We should have had the big money talk—in a coffee shop. Financial experts say that just as you don't want to bring up sex suggestions in the midst of an intimate moment, you also don't want to talk about money habits when you're in the middle of a big transaction. Bringing up the subject on "neutral" territory like a coffee shop can help avoid flared tempers.
After much discussion—and one heated argument on a long car ride—we reached the conclusion that it wasn't right for one of us to hoard our savings while the other shared his. Since we had the same, generally frugal outlook on spending and saving, we decided we could accomplish our shared goals just as well, and with a lot less paperwork, with one account. I didn't want to go out to dinner and wonder if I needed to offer to pay, or calculate how to split the costs of a weekend getaway.
And since we're both so cheap that even buying a cup of coffee requires an internal debate over whether it's worth the cost, it works. No one's getting mad about the other person's wayward habits. (Well, except when it comes to my pedicures and his cable, but we've both learned to accept those splurges.)
There was the one tiny area of the stock market where our habits diverge. Where he sees opportunity, I see potential disaster. A bad experience with dot-com stocks in my early 20s (they crashed) has left me yearning for safety. It turns out we're pretty typical for our genders. Research shows that men tend to make riskier investments, while women prefer more conservative ones, which is why married couples who balance out each other's natural tendencies tend to do better with their investments than single people.

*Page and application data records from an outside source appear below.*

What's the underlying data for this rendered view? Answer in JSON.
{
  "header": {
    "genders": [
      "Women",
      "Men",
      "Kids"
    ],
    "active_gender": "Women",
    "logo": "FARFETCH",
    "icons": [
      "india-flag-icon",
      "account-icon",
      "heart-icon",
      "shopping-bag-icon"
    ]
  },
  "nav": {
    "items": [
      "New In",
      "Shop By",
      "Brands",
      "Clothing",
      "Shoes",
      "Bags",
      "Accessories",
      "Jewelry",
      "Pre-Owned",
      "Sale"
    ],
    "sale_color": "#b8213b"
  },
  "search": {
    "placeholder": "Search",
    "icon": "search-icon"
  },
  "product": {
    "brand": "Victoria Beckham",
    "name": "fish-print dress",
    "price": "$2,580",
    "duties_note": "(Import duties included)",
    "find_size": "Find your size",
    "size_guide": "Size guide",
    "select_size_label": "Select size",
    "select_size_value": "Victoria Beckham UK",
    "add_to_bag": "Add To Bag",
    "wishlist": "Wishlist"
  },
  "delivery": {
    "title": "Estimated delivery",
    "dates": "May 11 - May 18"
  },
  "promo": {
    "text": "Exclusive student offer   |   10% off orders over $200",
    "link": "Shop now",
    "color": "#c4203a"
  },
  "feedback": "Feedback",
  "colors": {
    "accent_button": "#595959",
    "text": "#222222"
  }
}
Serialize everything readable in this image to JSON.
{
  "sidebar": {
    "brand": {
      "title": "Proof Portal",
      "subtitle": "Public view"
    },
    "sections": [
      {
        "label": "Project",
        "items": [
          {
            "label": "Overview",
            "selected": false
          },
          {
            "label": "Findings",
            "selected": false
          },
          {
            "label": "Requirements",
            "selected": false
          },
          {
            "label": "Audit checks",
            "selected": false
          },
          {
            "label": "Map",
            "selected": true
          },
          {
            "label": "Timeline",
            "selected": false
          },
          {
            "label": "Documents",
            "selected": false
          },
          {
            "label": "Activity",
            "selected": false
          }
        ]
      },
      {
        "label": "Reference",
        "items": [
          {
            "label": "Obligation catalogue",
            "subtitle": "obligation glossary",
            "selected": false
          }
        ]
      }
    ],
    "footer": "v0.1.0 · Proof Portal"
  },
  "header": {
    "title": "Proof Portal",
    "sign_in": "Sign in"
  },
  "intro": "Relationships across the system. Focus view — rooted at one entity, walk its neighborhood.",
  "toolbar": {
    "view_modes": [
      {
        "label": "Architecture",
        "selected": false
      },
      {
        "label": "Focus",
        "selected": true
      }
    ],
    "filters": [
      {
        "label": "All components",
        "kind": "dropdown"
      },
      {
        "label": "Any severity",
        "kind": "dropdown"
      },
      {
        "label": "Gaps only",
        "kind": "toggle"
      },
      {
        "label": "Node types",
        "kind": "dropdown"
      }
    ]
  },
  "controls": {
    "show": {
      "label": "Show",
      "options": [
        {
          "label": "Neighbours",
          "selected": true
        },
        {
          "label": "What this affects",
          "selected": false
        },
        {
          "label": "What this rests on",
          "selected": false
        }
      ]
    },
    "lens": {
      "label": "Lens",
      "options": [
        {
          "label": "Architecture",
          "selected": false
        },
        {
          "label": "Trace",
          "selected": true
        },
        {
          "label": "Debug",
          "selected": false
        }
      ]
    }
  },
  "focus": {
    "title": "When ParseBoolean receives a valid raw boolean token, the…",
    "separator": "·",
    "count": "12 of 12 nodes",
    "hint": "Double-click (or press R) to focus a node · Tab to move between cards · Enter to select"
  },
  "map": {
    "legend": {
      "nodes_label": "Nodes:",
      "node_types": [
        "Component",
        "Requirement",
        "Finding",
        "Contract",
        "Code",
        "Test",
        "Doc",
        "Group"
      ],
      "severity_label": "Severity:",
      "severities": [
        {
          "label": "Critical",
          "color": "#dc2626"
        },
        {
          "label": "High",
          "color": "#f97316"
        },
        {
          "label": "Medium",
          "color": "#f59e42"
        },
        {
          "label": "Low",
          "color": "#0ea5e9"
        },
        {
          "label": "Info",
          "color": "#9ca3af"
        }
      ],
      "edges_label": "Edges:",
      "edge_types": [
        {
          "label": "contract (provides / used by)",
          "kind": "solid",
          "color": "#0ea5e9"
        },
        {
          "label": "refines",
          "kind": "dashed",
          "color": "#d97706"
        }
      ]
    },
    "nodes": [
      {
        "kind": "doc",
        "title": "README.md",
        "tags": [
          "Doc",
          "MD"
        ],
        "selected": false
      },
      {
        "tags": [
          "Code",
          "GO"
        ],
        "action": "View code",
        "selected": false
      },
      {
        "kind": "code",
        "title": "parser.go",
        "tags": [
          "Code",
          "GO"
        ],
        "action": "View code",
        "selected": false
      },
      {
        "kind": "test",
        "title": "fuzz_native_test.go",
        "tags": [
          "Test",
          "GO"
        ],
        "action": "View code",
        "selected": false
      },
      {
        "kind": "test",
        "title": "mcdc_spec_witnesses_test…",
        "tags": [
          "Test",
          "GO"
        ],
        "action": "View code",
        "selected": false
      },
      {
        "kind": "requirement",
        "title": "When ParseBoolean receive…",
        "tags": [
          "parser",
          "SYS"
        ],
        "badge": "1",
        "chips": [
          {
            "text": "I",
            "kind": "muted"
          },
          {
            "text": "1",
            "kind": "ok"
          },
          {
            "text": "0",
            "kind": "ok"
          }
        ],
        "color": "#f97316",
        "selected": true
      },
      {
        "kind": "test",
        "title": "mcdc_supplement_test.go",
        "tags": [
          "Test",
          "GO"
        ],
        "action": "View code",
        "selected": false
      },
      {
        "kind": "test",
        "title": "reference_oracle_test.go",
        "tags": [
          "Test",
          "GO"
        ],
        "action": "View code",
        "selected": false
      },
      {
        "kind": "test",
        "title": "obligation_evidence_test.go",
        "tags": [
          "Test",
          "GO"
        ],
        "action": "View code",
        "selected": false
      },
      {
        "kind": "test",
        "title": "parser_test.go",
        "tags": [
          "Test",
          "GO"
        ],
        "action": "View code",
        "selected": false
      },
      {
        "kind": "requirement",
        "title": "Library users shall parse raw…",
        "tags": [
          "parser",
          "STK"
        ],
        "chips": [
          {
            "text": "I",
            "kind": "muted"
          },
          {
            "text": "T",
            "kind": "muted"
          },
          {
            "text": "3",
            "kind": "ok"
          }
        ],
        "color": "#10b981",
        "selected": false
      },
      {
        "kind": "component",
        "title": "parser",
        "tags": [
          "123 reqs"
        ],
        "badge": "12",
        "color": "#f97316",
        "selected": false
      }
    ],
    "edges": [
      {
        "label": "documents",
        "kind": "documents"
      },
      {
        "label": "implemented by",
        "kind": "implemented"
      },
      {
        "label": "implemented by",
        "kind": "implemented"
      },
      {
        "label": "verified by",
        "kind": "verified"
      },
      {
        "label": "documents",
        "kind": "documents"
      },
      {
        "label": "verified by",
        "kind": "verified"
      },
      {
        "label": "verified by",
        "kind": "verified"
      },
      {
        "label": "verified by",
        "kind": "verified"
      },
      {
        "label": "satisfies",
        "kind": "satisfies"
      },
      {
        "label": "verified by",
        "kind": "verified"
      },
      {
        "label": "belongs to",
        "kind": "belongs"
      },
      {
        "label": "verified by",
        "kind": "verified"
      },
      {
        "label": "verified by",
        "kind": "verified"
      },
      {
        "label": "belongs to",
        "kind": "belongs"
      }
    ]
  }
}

But we should have expected conflict. Bonnie Eaker Weil, relationship therapist and author of Financial Infidelity, says we tend to be attracted to our "financial opposites," so savers are drawn to big spenders and vice versa. We do it, she says, as a way of balancing our own impulses. While the contrast can lead to disagreements, it also helps lead to a balanced end result, so don't be afraid of differences, she says.
Once we figured out how we differed when it came to money, we devised a strategy to handle those differences. For me, it was keeping investment accounts separate; for others, it may mean sharing all accounts or keeping all accounts separate.
We quickly realized that if he kept a separate account for that one activity, then we could bypass hours of debate over whether he should invest in a riskier stock or safer bonds, or whether he should take money out of our savings account to put it in the market. In return for this freedom, he wouldn't put any additional funds into the account, and he would liquidate it if we ever needed the cash.
It's turned out to be a winning arrangement. I don't have to worry about whether First Solar has made its comeback or if Big Oil is reporting its earnings. When he complains to me about the fact that he lost $500 during one day, I can sympathize instead of getting angry. And our rule about not adding more money to his stock market account has saved us thousands of dollars in losses from the market's recent downturn. In fact, in November, my husband's account briefly fell below its initial $5,900 level—a sign of just how far the market has fallen. He's sad about the losses, but not nearly as sad as he would be if I had been upset, too.
Kimberly Palmer writes the Alpha Consumer blog (www.usnews.com/alpha) on personal finance at US News & World Report.
This article was originally published at http://www.kimberly-palmer.com/. Reprinted with permission from the author.